Produce a copy of every line in the records that holds the string "company".
■ ■ ■ ■ ■
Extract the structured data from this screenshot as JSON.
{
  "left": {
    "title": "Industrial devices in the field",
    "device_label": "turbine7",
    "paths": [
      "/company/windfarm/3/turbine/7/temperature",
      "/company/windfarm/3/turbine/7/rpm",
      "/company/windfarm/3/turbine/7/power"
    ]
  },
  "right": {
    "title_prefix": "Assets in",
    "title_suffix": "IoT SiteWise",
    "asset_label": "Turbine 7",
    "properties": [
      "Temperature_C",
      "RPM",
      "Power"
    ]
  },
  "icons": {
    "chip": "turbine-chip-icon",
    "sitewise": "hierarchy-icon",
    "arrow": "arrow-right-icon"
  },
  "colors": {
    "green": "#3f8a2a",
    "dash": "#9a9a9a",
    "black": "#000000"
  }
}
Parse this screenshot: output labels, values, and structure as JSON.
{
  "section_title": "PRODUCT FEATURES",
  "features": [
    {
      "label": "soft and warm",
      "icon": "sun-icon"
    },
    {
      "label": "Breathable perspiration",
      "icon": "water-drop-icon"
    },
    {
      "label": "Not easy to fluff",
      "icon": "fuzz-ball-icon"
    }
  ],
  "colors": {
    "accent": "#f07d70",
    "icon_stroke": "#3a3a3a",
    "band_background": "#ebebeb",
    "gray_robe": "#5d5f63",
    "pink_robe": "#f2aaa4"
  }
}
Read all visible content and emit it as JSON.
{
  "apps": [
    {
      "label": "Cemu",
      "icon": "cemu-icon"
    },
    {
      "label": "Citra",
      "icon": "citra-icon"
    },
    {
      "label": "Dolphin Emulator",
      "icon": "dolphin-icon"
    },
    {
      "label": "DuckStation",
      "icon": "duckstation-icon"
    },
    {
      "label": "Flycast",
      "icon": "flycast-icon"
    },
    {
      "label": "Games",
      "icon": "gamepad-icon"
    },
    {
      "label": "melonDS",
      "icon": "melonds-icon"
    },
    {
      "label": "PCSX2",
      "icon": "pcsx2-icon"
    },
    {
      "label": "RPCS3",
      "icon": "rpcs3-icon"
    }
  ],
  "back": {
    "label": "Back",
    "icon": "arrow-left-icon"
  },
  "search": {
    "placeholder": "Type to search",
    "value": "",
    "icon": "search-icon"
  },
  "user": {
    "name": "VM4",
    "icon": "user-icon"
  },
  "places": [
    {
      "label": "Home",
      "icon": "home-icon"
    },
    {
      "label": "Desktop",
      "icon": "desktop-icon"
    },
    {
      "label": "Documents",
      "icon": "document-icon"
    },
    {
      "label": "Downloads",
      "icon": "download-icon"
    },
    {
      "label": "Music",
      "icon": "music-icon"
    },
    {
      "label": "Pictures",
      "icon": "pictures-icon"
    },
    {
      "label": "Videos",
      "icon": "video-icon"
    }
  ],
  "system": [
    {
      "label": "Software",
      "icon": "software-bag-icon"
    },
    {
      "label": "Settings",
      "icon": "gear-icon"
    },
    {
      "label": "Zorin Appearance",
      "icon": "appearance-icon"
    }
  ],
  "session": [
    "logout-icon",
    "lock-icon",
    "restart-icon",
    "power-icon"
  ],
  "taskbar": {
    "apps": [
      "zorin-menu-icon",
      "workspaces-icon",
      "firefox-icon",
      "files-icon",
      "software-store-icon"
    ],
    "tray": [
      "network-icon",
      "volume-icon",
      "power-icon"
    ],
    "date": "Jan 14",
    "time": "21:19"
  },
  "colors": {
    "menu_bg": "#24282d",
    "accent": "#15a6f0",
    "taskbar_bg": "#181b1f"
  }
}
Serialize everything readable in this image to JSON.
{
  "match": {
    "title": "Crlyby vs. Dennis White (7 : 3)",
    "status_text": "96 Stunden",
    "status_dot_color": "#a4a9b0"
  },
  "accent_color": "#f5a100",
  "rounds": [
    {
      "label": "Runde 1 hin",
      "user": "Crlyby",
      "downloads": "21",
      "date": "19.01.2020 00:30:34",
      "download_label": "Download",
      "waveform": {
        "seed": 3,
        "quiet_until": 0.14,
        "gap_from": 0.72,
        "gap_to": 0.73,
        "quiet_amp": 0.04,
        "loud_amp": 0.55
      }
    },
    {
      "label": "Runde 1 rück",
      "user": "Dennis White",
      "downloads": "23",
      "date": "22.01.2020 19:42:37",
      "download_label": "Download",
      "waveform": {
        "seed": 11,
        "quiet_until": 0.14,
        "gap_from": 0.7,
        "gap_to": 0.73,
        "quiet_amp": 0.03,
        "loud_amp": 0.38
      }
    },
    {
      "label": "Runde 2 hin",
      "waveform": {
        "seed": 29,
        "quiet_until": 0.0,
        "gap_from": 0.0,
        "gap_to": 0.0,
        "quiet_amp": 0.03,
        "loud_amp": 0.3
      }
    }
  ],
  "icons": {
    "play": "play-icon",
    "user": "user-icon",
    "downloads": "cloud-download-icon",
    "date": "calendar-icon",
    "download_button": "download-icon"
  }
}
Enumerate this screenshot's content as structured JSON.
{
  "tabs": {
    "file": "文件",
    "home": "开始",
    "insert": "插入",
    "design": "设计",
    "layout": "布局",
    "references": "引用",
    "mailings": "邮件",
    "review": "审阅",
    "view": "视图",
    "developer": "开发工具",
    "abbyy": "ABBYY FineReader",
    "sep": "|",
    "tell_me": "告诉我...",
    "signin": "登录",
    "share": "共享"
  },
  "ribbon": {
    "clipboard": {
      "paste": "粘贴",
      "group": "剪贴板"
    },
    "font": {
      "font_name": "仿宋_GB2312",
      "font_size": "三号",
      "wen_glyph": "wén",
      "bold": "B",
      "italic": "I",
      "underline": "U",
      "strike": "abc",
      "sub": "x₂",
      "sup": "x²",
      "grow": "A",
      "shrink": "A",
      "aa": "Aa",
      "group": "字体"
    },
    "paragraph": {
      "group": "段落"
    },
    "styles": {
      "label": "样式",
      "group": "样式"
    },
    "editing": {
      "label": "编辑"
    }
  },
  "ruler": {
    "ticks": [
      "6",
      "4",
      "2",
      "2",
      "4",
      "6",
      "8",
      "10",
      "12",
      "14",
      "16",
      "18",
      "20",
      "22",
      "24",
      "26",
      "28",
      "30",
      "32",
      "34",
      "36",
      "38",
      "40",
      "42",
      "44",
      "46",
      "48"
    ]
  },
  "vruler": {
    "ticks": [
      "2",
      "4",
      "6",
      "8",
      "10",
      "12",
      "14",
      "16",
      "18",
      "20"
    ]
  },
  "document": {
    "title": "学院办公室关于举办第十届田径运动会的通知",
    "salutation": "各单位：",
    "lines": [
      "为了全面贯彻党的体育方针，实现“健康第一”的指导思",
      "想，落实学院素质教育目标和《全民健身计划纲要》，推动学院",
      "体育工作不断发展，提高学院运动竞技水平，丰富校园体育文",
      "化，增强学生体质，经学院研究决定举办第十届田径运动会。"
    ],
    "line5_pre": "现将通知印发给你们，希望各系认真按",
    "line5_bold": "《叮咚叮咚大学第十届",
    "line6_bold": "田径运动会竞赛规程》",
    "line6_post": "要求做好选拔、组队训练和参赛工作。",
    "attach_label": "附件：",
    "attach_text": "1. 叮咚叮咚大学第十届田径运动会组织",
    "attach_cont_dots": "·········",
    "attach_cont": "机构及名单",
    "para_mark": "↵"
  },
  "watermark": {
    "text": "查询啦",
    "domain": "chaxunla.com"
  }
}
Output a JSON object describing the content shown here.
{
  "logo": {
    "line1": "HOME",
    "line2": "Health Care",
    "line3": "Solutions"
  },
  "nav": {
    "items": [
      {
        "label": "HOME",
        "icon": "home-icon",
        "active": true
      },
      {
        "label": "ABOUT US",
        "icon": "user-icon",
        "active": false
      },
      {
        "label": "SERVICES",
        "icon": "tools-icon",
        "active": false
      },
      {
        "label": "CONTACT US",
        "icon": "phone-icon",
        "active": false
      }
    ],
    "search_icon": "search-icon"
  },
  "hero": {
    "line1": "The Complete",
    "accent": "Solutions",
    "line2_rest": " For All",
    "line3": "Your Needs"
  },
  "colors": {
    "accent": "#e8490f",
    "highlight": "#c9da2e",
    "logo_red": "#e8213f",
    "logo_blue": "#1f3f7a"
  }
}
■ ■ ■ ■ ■
(TASK SOLUTION)
      "/company/windfarm/3/turbine/7/temperature",
      "/company/windfarm/3/turbine/7/rpm",
      "/company/windfarm/3/turbine/7/power"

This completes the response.